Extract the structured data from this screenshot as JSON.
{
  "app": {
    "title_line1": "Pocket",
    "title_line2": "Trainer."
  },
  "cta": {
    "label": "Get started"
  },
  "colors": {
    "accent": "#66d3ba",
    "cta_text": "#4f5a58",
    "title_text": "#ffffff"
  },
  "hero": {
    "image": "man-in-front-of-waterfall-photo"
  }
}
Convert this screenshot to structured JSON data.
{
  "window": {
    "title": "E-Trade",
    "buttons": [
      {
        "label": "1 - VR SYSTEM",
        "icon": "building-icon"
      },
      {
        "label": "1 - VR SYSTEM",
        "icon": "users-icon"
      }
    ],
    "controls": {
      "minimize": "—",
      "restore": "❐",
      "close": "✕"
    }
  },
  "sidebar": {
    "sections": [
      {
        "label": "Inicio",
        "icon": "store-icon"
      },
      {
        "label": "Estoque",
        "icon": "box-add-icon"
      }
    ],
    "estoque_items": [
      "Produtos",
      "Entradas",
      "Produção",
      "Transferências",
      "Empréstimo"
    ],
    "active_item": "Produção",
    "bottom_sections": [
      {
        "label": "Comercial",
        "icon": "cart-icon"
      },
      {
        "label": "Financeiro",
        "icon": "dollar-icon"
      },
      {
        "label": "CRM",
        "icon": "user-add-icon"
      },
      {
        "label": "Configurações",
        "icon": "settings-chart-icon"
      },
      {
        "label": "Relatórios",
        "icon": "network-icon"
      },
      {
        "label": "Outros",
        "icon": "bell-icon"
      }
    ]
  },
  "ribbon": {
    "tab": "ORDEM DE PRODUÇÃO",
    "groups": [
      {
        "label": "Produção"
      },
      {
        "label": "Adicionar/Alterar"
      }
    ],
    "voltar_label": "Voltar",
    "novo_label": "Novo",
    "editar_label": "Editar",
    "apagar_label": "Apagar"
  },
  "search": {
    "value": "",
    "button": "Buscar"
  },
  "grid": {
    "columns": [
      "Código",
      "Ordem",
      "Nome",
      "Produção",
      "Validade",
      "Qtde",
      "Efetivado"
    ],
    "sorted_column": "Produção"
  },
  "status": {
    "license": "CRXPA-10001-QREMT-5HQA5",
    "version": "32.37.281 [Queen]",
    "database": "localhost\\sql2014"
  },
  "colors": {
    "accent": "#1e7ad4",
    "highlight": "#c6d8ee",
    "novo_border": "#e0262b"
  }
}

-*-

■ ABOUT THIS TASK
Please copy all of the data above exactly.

■ EXERCISE ANSWER
Extract the structured data from this screenshot as JSON.
{
  "app": {
    "title_line1": "Pocket",
    "title_line2": "Trainer."
  },
  "cta": {
    "label": "Get started"
  },
  "colors": {
    "accent": "#66d3ba",
    "cta_text": "#4f5a58",
    "title_text": "#ffffff"
  },
  "hero": {
    "image": "man-in-front-of-waterfall-photo"
  }
}
Convert this screenshot to structured JSON data.
{
  "window": {
    "title": "E-Trade",
    "buttons": [
      {
        "label": "1 - VR SYSTEM",
        "icon": "building-icon"
      },
      {
        "label": "1 - VR SYSTEM",
        "icon": "users-icon"
      }
    ],
    "controls": {
      "minimize": "—",
      "restore": "❐",
      "close": "✕"
    }
  },
  "sidebar": {
    "sections": [
      {
        "label": "Inicio",
        "icon": "store-icon"
      },
      {
        "label": "Estoque",
        "icon": "box-add-icon"
      }
    ],
    "estoque_items": [
      "Produtos",
      "Entradas",
      "Produção",
      "Transferências",
      "Empréstimo"
    ],
    "active_item": "Produção",
    "bottom_sections": [
      {
        "label": "Comercial",
        "icon": "cart-icon"
      },
      {
        "label": "Financeiro",
        "icon": "dollar-icon"
      },
      {
        "label": "CRM",
        "icon": "user-add-icon"
      },
      {
        "label": "Configurações",
        "icon": "settings-chart-icon"
      },
      {
        "label": "Relatórios",
        "icon": "network-icon"
      },
      {
        "label": "Outros",
        "icon": "bell-icon"
      }
    ]
  },
  "ribbon": {
    "tab": "ORDEM DE PRODUÇÃO",
    "groups": [
      {
        "label": "Produção"
      },
      {
        "label": "Adicionar/Alterar"
      }
    ],
    "voltar_label": "Voltar",
    "novo_label": "Novo",
    "editar_label": "Editar",
    "apagar_label": "Apagar"
  },
  "search": {
    "value": "",
    "button": "Buscar"
  },
  "grid": {
    "columns": [
      "Código",
      "Ordem",
      "Nome",
      "Produção",
      "Validade",
      "Qtde",
      "Efetivado"
    ],
    "sorted_column": "Produção"
  },
  "status": {
    "license": "CRXPA-10001-QREMT-5HQA5",
    "version": "32.37.281 [Queen]",
    "database": "localhost\\sql2014"
  },
  "colors": {
    "accent": "#1e7ad4",
    "highlight": "#c6d8ee",
    "novo_border": "#e0262b"
  }
}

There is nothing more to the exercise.